◆ Task prompt ◆
Filter the lines below, copying only those with the string "this".

◆ Provided data ◆

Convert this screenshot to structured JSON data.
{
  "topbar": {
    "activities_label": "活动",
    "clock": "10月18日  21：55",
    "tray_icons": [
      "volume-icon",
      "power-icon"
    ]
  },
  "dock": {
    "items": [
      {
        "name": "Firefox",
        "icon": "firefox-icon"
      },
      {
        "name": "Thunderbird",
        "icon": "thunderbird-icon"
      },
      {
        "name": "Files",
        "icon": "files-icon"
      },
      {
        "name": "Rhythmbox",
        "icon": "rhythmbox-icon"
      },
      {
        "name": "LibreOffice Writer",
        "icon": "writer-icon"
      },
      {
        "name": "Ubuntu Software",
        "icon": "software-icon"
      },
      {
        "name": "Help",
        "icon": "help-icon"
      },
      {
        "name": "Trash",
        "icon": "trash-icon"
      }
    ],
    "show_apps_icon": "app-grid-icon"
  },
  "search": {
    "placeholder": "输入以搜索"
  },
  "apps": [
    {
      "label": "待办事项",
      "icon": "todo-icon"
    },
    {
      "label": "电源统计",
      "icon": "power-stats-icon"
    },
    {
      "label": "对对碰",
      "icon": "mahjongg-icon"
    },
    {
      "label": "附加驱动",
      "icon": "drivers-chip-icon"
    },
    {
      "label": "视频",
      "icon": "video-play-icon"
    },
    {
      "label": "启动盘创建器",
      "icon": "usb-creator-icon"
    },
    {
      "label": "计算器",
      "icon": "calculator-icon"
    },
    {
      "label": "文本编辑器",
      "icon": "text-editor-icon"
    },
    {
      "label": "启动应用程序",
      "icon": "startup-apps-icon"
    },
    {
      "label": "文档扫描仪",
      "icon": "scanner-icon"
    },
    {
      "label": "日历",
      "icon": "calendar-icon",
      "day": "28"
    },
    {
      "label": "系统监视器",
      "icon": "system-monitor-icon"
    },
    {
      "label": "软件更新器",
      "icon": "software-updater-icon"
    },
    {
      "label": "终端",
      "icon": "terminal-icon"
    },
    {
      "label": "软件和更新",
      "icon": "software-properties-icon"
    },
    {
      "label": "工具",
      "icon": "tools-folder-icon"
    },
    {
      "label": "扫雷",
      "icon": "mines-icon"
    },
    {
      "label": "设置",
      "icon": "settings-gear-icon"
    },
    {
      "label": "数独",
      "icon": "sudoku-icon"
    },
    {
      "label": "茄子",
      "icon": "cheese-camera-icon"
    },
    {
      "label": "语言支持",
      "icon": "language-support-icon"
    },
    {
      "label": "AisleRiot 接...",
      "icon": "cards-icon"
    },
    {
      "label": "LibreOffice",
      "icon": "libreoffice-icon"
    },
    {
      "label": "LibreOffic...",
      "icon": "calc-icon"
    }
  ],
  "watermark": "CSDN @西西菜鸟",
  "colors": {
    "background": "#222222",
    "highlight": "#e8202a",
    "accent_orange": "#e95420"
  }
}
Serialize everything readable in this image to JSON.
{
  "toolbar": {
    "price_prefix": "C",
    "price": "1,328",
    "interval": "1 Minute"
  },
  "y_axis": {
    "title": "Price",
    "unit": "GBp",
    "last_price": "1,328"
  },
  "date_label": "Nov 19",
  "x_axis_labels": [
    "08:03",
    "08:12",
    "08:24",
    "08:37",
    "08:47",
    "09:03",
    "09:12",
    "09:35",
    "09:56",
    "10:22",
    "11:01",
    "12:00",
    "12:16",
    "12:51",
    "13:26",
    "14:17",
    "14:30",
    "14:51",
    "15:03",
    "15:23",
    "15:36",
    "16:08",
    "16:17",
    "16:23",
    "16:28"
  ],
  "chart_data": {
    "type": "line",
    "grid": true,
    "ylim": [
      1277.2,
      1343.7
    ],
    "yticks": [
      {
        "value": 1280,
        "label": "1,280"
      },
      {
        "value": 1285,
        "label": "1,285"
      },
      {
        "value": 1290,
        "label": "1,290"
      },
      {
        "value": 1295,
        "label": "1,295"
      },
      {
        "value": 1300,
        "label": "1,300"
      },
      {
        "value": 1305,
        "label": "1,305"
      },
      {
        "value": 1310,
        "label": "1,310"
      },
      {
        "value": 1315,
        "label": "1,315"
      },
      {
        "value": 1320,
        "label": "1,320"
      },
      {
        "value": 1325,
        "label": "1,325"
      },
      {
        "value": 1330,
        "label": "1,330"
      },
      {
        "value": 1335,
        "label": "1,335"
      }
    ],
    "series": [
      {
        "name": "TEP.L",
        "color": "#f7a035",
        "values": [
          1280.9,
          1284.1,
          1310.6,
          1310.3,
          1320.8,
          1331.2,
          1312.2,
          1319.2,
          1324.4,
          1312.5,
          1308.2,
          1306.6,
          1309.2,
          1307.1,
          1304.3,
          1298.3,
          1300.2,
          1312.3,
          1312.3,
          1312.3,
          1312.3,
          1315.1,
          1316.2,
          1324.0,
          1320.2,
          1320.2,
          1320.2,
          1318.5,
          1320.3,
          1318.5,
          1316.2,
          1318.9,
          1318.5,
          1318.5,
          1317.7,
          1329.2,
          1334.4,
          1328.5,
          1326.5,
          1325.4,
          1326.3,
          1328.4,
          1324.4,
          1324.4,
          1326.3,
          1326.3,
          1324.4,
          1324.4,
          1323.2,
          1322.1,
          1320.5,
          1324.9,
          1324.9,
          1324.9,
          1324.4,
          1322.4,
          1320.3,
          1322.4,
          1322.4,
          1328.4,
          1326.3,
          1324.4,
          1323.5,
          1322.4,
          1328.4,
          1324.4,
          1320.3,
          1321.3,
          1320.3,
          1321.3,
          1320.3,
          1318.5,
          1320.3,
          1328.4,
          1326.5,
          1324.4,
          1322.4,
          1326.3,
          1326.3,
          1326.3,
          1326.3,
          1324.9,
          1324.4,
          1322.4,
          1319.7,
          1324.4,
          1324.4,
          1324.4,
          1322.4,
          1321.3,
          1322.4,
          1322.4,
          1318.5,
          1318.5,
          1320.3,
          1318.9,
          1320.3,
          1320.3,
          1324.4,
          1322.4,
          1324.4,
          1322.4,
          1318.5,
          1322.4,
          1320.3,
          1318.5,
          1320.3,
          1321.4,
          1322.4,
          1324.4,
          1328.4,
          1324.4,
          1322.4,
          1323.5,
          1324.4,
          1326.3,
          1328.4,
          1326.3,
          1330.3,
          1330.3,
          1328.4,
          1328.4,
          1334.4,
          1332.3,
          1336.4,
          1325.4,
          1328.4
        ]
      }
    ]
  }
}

◆ Your solution ◆
Convert this screenshot to structured JSON data.
Serialize everything readable in this image to JSON.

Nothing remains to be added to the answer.